Action item
An exact retyping of every record is required.

Extracted material
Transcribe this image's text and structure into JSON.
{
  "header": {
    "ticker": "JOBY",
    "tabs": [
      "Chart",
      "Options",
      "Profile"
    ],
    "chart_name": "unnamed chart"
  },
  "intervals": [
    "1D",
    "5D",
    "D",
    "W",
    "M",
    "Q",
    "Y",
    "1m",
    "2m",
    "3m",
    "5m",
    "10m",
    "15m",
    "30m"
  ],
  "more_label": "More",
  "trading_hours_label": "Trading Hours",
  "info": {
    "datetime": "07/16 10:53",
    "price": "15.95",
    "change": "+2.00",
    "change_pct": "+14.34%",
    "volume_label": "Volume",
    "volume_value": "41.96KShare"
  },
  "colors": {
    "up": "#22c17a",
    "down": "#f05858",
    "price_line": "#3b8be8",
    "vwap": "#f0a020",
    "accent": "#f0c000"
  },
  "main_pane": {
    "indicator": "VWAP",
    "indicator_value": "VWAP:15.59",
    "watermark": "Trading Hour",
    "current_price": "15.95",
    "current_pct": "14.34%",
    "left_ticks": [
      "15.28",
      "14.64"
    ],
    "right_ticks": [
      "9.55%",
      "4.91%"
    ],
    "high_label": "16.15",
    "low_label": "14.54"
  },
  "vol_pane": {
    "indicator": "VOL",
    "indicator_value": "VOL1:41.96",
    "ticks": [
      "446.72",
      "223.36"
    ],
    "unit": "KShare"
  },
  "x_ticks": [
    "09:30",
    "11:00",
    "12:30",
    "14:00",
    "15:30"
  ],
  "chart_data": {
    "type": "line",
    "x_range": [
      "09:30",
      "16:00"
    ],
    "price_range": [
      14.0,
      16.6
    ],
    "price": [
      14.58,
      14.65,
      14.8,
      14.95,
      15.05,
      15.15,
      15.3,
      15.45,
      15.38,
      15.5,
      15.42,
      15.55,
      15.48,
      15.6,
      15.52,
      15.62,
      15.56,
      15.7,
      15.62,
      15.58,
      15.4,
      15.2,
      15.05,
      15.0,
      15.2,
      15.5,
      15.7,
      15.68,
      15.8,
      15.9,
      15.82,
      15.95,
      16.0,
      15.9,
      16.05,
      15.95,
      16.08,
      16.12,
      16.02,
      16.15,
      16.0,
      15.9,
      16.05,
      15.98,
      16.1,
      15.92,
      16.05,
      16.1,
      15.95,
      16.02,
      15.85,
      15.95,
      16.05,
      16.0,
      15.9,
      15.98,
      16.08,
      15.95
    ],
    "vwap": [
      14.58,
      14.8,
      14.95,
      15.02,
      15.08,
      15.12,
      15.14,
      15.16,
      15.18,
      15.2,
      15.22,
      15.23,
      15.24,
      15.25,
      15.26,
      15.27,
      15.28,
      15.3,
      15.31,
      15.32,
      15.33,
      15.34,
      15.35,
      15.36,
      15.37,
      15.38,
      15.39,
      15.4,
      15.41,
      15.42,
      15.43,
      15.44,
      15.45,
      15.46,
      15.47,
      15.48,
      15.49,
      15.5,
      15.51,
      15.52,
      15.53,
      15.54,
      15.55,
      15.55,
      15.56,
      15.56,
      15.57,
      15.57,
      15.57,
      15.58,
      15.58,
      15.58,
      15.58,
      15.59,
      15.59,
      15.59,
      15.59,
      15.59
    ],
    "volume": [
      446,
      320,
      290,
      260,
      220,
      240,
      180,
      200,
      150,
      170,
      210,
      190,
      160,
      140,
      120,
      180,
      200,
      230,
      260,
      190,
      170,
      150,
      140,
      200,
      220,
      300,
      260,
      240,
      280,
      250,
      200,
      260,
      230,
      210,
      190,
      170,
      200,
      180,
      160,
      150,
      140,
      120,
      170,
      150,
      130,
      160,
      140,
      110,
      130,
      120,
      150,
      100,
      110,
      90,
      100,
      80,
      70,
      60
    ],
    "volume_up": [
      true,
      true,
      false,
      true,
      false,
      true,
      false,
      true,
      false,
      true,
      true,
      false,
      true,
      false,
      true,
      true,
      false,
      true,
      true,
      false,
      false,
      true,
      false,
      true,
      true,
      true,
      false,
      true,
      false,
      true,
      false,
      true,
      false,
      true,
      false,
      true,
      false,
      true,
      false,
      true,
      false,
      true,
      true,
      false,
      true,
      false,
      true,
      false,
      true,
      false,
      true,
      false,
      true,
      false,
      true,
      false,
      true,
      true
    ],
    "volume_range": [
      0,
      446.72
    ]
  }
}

Answer for the task
Transcribe this image's text and structure into JSON.
{
  "header": {
    "ticker": "JOBY",
    "tabs": [
      "Chart",
      "Options",
      "Profile"
    ],
    "chart_name": "unnamed chart"
  },
  "intervals": [
    "1D",
    "5D",
    "D",
    "W",
    "M",
    "Q",
    "Y",
    "1m",
    "2m",
    "3m",
    "5m",
    "10m",
    "15m",
    "30m"
  ],
  "more_label": "More",
  "trading_hours_label": "Trading Hours",
  "info": {
    "datetime": "07/16 10:53",
    "price": "15.95",
    "change": "+2.00",
    "change_pct": "+14.34%",
    "volume_label": "Volume",
    "volume_value": "41.96KShare"
  },
  "colors": {
    "up": "#22c17a",
    "down": "#f05858",
    "price_line": "#3b8be8",
    "vwap": "#f0a020",
    "accent": "#f0c000"
  },
  "main_pane": {
    "indicator": "VWAP",
    "indicator_value": "VWAP:15.59",
    "watermark": "Trading Hour",
    "current_price": "15.95",
    "current_pct": "14.34%",
    "left_ticks": [
      "15.28",
      "14.64"
    ],
    "right_ticks": [
      "9.55%",
      "4.91%"
    ],
    "high_label": "16.15",
    "low_label": "14.54"
  },
  "vol_pane": {
    "indicator": "VOL",
    "indicator_value": "VOL1:41.96",
    "ticks": [
      "446.72",
      "223.36"
    ],
    "unit": "KShare"
  },
  "x_ticks": [
    "09:30",
    "11:00",
    "12:30",
    "14:00",
    "15:30"
  ],
  "chart_data": {
    "type": "line",
    "x_range": [
      "09:30",
      "16:00"
    ],
    "price_range": [
      14.0,
      16.6
    ],
    "price": [
      14.58,
      14.65,
      14.8,
      14.95,
      15.05,
      15.15,
      15.3,
      15.45,
      15.38,
      15.5,
      15.42,
      15.55,
      15.48,
      15.6,
      15.52,
      15.62,
      15.56,
      15.7,
      15.62,
      15.58,
      15.4,
      15.2,
      15.05,
      15.0,
      15.2,
      15.5,
      15.7,
      15.68,
      15.8,
      15.9,
      15.82,
      15.95,
      16.0,
      15.9,
      16.05,
      15.95,
      16.08,
      16.12,
      16.02,
      16.15,
      16.0,
      15.9,
      16.05,
      15.98,
      16.1,
      15.92,
      16.05,
      16.1,
      15.95,
      16.02,
      15.85,
      15.95,
      16.05,
      16.0,
      15.9,
      15.98,
      16.08,
      15.95
    ],
    "vwap": [
      14.58,
      14.8,
      14.95,
      15.02,
      15.08,
      15.12,
      15.14,
      15.16,
      15.18,
      15.2,
      15.22,
      15.23,
      15.24,
      15.25,
      15.26,
      15.27,
      15.28,
      15.3,
      15.31,
      15.32,
      15.33,
      15.34,
      15.35,
      15.36,
      15.37,
      15.38,
      15.39,
      15.4,
      15.41,
      15.42,
      15.43,
      15.44,
      15.45,
      15.46,
      15.47,
      15.48,
      15.49,
      15.5,
      15.51,
      15.52,
      15.53,
      15.54,
      15.55,
      15.55,
      15.56,
      15.56,
      15.57,
      15.57,
      15.57,
      15.58,
      15.58,
      15.58,
      15.58,
      15.59,
      15.59,
      15.59,
      15.59,
      15.59
    ],
    "volume": [
      446,
      320,
      290,
      260,
      220,
      240,
      180,
      200,
      150,
      170,
      210,
      190,
      160,
      140,
      120,
      180,
      200,
      230,
      260,
      190,
      170,
      150,
      140,
      200,
      220,
      300,
      260,
      240,
      280,
      250,
      200,
      260,
      230,
      210,
      190,
      170,
      200,
      180,
      160,
      150,
      140,
      120,
      170,
      150,
      130,
      160,
      140,
      110,
      130,
      120,
      150,
      100,
      110,
      90,
      100,
      80,
      70,
      60
    ],
    "volume_up": [
      true,
      true,
      false,
      true,
      false,
      true,
      false,
      true,
      false,
      true,
      true,
      false,
      true,
      false,
      true,
      true,
      false,
      true,
      true,
      false,
      false,
      true,
      false,
      true,
      true,
      true,
      false,
      true,
      false,
      true,
      false,
      true,
      false,
      true,
      false,
      true,
      false,
      true,
      false,
      true,
      false,
      true,
      true,
      false,
      true,
      false,
      true,
      false,
      true,
      false,
      true,
      false,
      true,
      false,
      true,
      false,
      true,
      true
    ],
    "volume_range": [
      0,
      446.72
    ]
  }
}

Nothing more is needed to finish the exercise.